March 15, 2022
by Lou Shuman, DMD, CAGS, CEO and Founder of Cellerant Consulting
One of the things I’ve always appreciated about Bien-Air Dental is its commitment to quality and integrity. Situated in Bienne, Switzerland – considered the “Watch Valley” – Bien-Air operates on its own timetable to do the job right. The result is Nova – the new contra-angle launched at the 2022 Chicago Dental Society’s Midwinter Meeting – a product that spent more than four years in development, but is now poised to reorient how dentists think about electric handpieces.
I had the opportunity to sit down with Daniel Call, Director of Sales for Bien-Air Dental USA, to learn more about the product and the story behind Nova.
Lou Shuman: Bien-Air electric handpieces already had an industry reputation for quality. What was it that sent the team back to the drawing board to design what became Nova?
Daniel Call: I’ve spent a lot of time talking to dentists about electric handpieces over the years, and I’ve heard a number of arguments as to why they remained cautious about transitioning to electrics. At Bien-Air, we didn’t want to settle until we’d addressed all those concerns, answered all those questions, and delivered an option that any and every dentist could say yes to. From the moment we started designing Nova we had one goal in mind: No compromise.
LS: It seems like size and weight were a significant priority in that process.
DC: Absolutely. Nova features the smallest head size and front bearing with 4-port water spray. We call it the Accu-Spray Quattro Mix system. Our approach had to be strategic because if reducing
the head size means a dentist can’t use a standard-length bur, then we’ve under delivered. Precision is in our DNA, and the engineering team really delivered on the smallest, slimmest, [and] lightest promise while retaining the original features that make Bien-Air great.
LS: I want to talk about those engineers! I remember you telling me they had to work nearly four years to create all new gears for a head that small.
DC: We didn’t invent the Cylcro gears, but we found a way to borrow technology that has been revolutionizing everything from aerospace to automotive to mechanical watches. We’re really proud to introduce Cylcro to dental handpieces. Not only because they meet our size needs, but they are actually designed to reduce friction and protect against wear. This new design makes the Nova ultra-durable. Combined with the stainless steel construction, the handpiece is four times more resistant to shocks and by our lab’s calculations, basically doubles the service life compared to previous generations of handpieces.
LS: You and I like to geek out about all these technical aspects, but what does this really change for the day-to-day experience of the dentist?

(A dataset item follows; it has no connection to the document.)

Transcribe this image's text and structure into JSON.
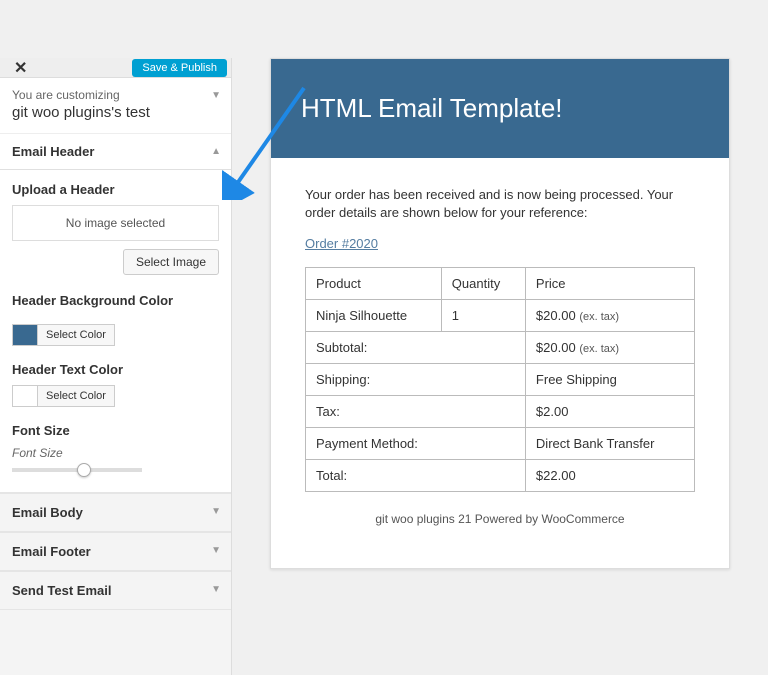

DC: Great question. We say all the time that our equipment is second to none, but it isn’t truly excellent until it is in the hands of a dentist. Nova is about getting more dentists to at least consider electrics; we know that once they do, once they experience a demo, use it with even a few patients – they’ll be electric users for life. The difference is that significant. Going electric completely reorients how a dentist thinks about power and its role in clinical procedures. It sounds cliche, but you don’t work harder; you work smarter.
About the Author

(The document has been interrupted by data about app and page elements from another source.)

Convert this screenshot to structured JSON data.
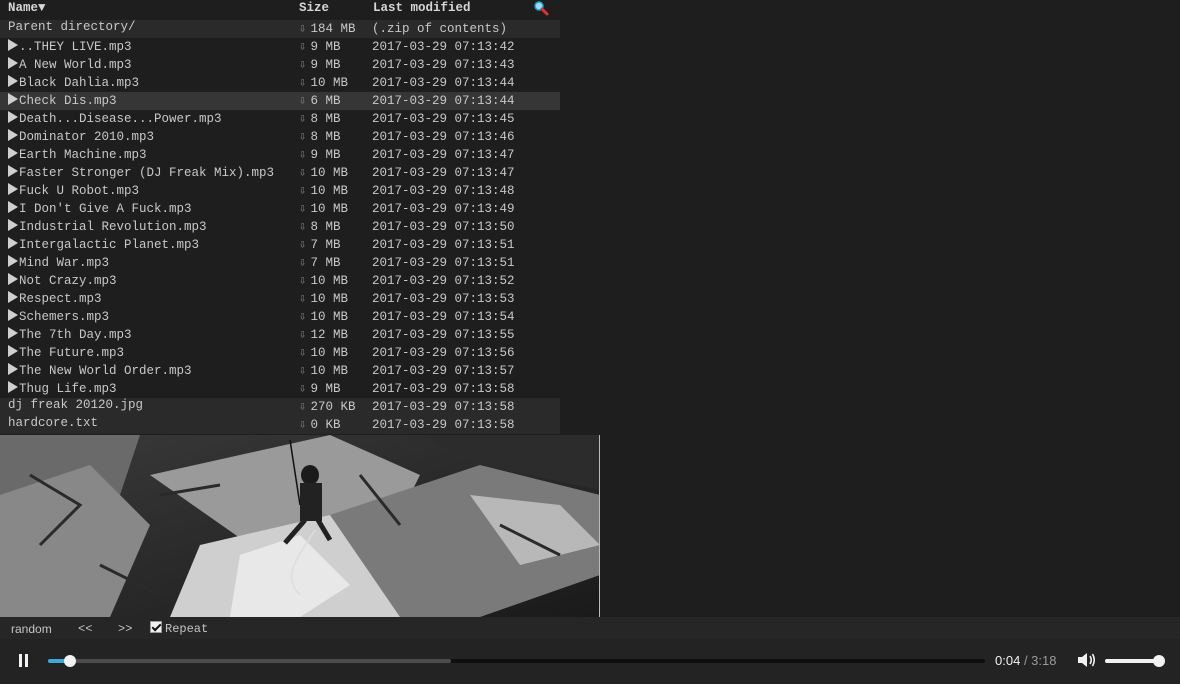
{
  "header": {
    "name_label": "Name▼",
    "size_label": "Size",
    "modified_label": "Last modified",
    "search_icon": "magnifier-icon"
  },
  "parent": {
    "name": "Parent directory/",
    "size": "184 MB",
    "modified": "(.zip of contents)"
  },
  "files": [
    {
      "name": "..THEY LIVE.mp3",
      "size": "9 MB",
      "modified": "2017-03-29 07:13:42",
      "kind": "audio"
    },
    {
      "name": "A New World.mp3",
      "size": "9 MB",
      "modified": "2017-03-29 07:13:43",
      "kind": "audio"
    },
    {
      "name": "Black Dahlia.mp3",
      "size": "10 MB",
      "modified": "2017-03-29 07:13:44",
      "kind": "audio"
    },
    {
      "name": "Check Dis.mp3",
      "size": "6 MB",
      "modified": "2017-03-29 07:13:44",
      "kind": "audio",
      "playing": true
    },
    {
      "name": "Death...Disease...Power.mp3",
      "size": "8 MB",
      "modified": "2017-03-29 07:13:45",
      "kind": "audio"
    },
    {
      "name": "Dominator 2010.mp3",
      "size": "8 MB",
      "modified": "2017-03-29 07:13:46",
      "kind": "audio"
    },
    {
      "name": "Earth Machine.mp3",
      "size": "9 MB",
      "modified": "2017-03-29 07:13:47",
      "kind": "audio"
    },
    {
      "name": "Faster Stronger (DJ Freak Mix).mp3",
      "size": "10 MB",
      "modified": "2017-03-29 07:13:47",
      "kind": "audio"
    },
    {
      "name": "Fuck U Robot.mp3",
      "size": "10 MB",
      "modified": "2017-03-29 07:13:48",
      "kind": "audio"
    },
    {
      "name": "I Don't Give A Fuck.mp3",
      "size": "10 MB",
      "modified": "2017-03-29 07:13:49",
      "kind": "audio"
    },
    {
      "name": "Industrial Revolution.mp3",
      "size": "8 MB",
      "modified": "2017-03-29 07:13:50",
      "kind": "audio"
    },
    {
      "name": "Intergalactic Planet.mp3",
      "size": "7 MB",
      "modified": "2017-03-29 07:13:51",
      "kind": "audio"
    },
    {
      "name": "Mind War.mp3",
      "size": "7 MB",
      "modified": "2017-03-29 07:13:51",
      "kind": "audio"
    },
    {
      "name": "Not Crazy.mp3",
      "size": "10 MB",
      "modified": "2017-03-29 07:13:52",
      "kind": "audio"
    },
    {
      "name": "Respect.mp3",
      "size": "10 MB",
      "modified": "2017-03-29 07:13:53",
      "kind": "audio"
    },
    {
      "name": "Schemers.mp3",
      "size": "10 MB",
      "modified": "2017-03-29 07:13:54",
      "kind": "audio"
    },
    {
      "name": "The 7th Day.mp3",
      "size": "12 MB",
      "modified": "2017-03-29 07:13:55",
      "kind": "audio"
    },
    {
      "name": "The Future.mp3",
      "size": "10 MB",
      "modified": "2017-03-29 07:13:56",
      "kind": "audio"
    },
    {
      "name": "The New World Order.mp3",
      "size": "10 MB",
      "modified": "2017-03-29 07:13:57",
      "kind": "audio"
    },
    {
      "name": "Thug Life.mp3",
      "size": "9 MB",
      "modified": "2017-03-29 07:13:58",
      "kind": "audio"
    },
    {
      "name": "dj freak 20120.jpg",
      "size": "270 KB",
      "modified": "2017-03-29 07:13:58",
      "kind": "file"
    },
    {
      "name": "hardcore.txt",
      "size": "0 KB",
      "modified": "2017-03-29 07:13:58",
      "kind": "file"
    }
  ],
  "controls": {
    "random_label": "random",
    "prev_label": "<<",
    "next_label": ">>",
    "repeat_label": "Repeat",
    "repeat_checked": true
  },
  "player": {
    "state": "playing",
    "current_time": "0:04",
    "total_time": "/ 3:18",
    "progress_fraction": 0.024,
    "buffered_fraction": 0.43,
    "volume_fraction": 1.0,
    "volume_icon": "speaker-icon",
    "pause_icon": "pause-icon"
  },
  "colors": {
    "accent": "#3ca9d9",
    "background": "#1e1e1e",
    "row_highlight": "#363636"
  }
}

Lou Shuman, is the CEO of Cellerant Consulting Group, dentistry’s leading corporate incubator and accelerator. He is a venturer in-residence at Harvard’s i-Lab, chairman of the technology advisory board at WEO Media, a member of the Oral Health advisory board, and founder of the Cellerant Best of Class Technology Awards.